*** Source records Section Begins ***

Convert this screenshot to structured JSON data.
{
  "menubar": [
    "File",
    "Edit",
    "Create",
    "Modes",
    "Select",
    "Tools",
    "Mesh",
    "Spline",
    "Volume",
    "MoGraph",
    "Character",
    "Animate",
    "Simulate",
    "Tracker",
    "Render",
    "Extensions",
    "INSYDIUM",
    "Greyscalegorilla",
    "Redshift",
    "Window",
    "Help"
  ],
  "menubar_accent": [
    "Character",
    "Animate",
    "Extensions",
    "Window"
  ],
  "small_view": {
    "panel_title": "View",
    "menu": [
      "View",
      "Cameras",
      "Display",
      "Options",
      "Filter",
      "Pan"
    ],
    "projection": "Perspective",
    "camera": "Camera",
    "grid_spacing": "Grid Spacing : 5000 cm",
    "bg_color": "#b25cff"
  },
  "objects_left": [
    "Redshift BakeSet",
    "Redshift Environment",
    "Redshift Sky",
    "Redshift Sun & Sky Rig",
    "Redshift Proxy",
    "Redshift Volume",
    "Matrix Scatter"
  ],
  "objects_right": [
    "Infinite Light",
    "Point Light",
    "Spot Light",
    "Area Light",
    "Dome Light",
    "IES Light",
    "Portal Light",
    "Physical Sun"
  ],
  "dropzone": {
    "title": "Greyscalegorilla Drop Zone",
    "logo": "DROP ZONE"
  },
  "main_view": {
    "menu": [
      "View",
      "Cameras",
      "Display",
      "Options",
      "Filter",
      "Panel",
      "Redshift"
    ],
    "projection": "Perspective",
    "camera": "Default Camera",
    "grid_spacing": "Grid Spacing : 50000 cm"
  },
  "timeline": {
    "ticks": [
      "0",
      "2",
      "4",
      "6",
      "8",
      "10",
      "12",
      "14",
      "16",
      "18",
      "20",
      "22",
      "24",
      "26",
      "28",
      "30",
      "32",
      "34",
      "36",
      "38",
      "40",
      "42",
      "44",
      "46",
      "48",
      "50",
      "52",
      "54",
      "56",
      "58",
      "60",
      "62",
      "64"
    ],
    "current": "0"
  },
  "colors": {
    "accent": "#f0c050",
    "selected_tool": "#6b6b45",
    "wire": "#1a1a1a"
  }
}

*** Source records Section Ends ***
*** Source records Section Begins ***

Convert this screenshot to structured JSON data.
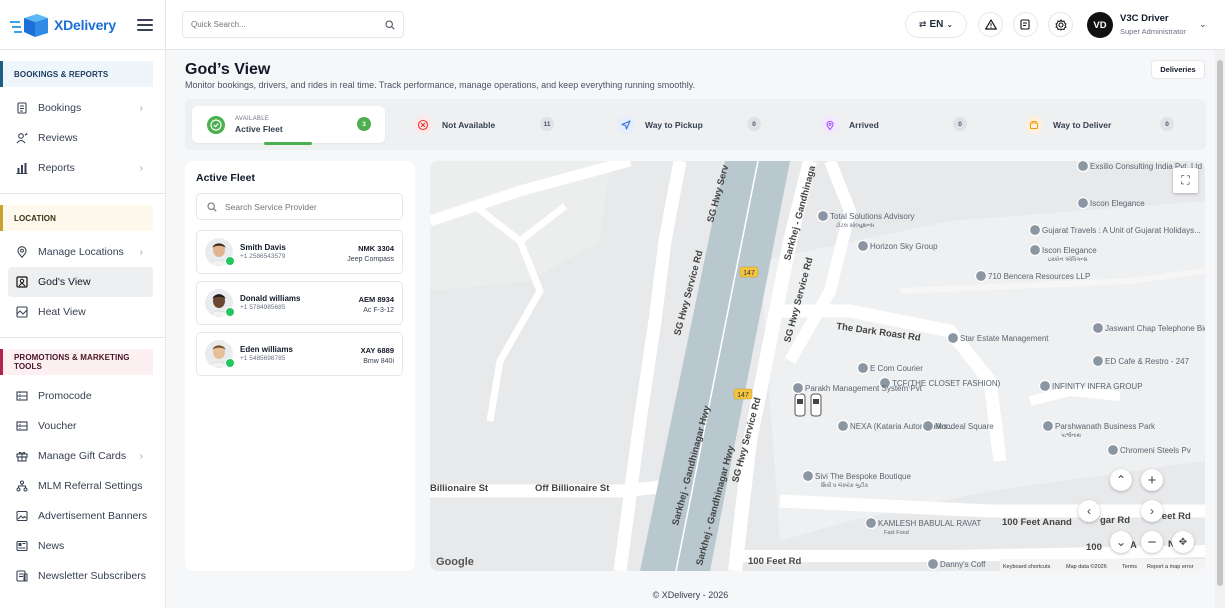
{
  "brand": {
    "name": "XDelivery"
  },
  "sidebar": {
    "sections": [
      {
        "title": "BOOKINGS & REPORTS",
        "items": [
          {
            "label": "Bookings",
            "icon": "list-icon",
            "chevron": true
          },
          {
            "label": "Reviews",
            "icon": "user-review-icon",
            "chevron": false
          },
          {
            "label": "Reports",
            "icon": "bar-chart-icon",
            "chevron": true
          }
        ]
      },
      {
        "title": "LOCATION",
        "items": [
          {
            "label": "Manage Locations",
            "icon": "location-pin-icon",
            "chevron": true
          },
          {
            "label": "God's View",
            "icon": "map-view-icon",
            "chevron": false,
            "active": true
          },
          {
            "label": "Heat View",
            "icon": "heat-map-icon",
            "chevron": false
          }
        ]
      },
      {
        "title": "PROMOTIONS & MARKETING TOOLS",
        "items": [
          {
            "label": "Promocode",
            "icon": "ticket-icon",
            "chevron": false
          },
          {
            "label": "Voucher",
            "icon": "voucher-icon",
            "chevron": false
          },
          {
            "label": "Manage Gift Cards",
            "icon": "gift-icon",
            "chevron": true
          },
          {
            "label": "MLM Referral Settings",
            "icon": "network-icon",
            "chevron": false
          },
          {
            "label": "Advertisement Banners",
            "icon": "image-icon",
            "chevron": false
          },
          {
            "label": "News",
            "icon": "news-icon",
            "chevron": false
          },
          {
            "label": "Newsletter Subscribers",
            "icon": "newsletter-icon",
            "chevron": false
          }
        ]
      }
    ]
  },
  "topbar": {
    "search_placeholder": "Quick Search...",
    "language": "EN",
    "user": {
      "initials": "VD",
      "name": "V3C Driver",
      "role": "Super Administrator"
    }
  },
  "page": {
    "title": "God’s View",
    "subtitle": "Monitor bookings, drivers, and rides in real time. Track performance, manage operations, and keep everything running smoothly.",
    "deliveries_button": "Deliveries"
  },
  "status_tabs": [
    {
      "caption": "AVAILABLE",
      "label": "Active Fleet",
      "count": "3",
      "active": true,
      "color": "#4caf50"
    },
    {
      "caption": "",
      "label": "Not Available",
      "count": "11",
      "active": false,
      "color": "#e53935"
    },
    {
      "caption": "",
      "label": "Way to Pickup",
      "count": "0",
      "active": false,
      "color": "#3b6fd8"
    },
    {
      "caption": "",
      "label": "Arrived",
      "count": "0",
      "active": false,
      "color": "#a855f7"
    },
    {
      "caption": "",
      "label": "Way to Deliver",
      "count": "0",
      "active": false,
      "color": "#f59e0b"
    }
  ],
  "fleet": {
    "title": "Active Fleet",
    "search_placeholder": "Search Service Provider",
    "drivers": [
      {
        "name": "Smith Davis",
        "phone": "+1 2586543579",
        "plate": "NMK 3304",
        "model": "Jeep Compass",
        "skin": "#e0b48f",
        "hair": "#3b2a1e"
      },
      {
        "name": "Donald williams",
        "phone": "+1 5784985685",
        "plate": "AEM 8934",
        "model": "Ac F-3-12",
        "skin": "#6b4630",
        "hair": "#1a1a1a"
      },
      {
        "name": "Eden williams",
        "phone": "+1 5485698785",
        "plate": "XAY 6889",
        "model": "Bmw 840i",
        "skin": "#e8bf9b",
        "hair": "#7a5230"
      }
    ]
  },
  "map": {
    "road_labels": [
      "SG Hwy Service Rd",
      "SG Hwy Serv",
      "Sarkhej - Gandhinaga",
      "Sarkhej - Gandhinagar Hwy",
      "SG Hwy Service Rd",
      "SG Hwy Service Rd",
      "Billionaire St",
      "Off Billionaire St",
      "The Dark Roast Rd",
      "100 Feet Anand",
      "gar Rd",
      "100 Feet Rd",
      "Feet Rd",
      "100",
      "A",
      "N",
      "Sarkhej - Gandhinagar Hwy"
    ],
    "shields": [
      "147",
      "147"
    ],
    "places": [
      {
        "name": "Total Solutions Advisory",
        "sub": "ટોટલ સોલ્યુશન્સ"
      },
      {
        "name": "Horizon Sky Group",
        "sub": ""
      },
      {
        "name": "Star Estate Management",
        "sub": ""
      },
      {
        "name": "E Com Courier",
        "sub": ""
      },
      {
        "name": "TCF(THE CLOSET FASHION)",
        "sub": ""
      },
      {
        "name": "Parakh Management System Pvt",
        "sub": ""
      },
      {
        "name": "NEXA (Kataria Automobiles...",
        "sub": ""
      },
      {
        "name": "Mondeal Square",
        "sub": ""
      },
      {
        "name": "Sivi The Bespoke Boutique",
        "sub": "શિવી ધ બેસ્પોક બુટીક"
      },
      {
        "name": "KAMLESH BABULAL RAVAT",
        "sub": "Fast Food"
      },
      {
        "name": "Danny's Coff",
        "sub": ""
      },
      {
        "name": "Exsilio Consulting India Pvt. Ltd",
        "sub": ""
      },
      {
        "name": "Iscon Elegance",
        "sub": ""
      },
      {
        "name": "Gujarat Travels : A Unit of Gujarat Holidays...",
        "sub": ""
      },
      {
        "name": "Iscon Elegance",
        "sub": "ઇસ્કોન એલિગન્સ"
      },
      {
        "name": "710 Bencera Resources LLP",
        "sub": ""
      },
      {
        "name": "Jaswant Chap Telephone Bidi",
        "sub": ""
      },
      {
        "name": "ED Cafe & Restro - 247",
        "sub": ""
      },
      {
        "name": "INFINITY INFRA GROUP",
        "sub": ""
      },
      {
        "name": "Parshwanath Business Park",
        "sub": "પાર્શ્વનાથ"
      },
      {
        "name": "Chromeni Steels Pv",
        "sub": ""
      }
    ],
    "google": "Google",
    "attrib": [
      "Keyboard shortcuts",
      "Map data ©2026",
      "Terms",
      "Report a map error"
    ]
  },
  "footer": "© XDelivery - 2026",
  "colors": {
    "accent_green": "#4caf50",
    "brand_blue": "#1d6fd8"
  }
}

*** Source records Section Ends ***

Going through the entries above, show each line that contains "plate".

Reply to the task:
        "plate": "NMK 3304",
        "plate": "AEM 8934",
        "plate": "XAY 6889",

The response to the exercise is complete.